John Holbert, Preaching Old Testament:  Proclamation and Narrative in the HB
Ed Riegert, Imaginative Shock: Preaching and Metaphor

Christine Smith, Weaving the Sermon:  Preaching in a Feminist Perspective
Fred Craddock, As One without Authority and Preaching
Frederick Buechner, Telling the Truth:  The Gospel as Tragedy, Comedy, and Fairy Tale
Richard Thulin, The "I" of the Sermon
Tom Long, Preaching the Literary Forms of the Bible

 

 


Or you may want to explore resources for other kinds of "mobile" sermon forms:
Daniel Buttrey’s 1st Person Dramatic Sermons
Elizabeth Schüssler Fiorenza's "Creative Actualization" (see In Memory of Her)
or other ideas with the approval of the professor.

 

Assignment 3:  Book Review and Constructive Response (4 pp.)
Write a two page book review of Charles Campbell's Preaching  Jesus  together with a two page constructive response featuring your own emerging position on narrative preaching.  The book review should include (1) a summary of Campbell's work, (2) some critical engagement and (3) an evaluation or critical appreciation of his contribution to understanding preaching in relation to narrative.  Don't sweat it.  With reviews, brief is good.  With the response portion, also two pages, begin to sketch your own understanding of narrative preaching theologically.  How does your understanding of narrative preaching relate to such theological issues as:  your doctrine of scripture, your understanding of the Gospel, your Christology, your theological anthropology, etc?  Try to view this as a synthetic approach to the theological issues we have explored relative to narrative preaching this term.
Date Due: First Draft at Session 4 (October 17)

                    Final Version October 31

                    Grade:  20% of total

 

Grading:
Fear not.  The grading system is designed to maximize the possibilities for growth in learning.  Really.

 

30% of the grade will be for your presentation and sermon on one of our first narrative homileticians.  Students will receive their grade in the following formula:  10% presentation, 20% sermon.  Students who receive high grades for this and the other presentation(s) and sermon(s) will receive a high final grade.  Students who also demonstrate a clear improvement in their work by the end of the semester will also be eligible for a higher final grade.

 

The next 50% of the grade will be for an individual presentation and narrative sermon.  The upshot is that students should try their best and improve.  A bad grade for any one sermon is not a death sentence.  What is our motto?:  "per fidem ambulamus. "  So walk by faith and don't worry so much.

 

If, despite all this, you are still worried about your grade, please contact your instructor for extra credit options, or, if you wish to take the course for more than two hours' credit. 

 

Nonetheless, I must offer one caveat.  Since beginning pastors almost always have to produce weekly sermons regardless of circumstances, late sermon manuscripts will result in an automatic reduction of grade by one letter and missed presentations will result in a grade of F.

 

M.Th. and doctoral students taking this elective course will be expected to perform at a higher level and may be asked to complete extra work.
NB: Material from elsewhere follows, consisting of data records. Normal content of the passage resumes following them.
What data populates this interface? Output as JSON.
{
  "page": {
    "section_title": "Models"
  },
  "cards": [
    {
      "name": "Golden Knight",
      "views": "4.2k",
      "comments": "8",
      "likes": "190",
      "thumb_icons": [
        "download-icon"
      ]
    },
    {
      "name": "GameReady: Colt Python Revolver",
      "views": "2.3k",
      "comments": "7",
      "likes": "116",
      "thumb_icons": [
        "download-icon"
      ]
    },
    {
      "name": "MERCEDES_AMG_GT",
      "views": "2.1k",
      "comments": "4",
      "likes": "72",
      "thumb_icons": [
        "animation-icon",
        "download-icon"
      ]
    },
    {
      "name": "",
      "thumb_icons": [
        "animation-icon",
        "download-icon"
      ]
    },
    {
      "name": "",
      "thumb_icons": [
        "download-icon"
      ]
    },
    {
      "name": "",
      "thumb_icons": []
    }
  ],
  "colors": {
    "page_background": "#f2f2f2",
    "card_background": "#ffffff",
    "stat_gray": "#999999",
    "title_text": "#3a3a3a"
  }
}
Attendance at extra discussions for advanced students may also be required.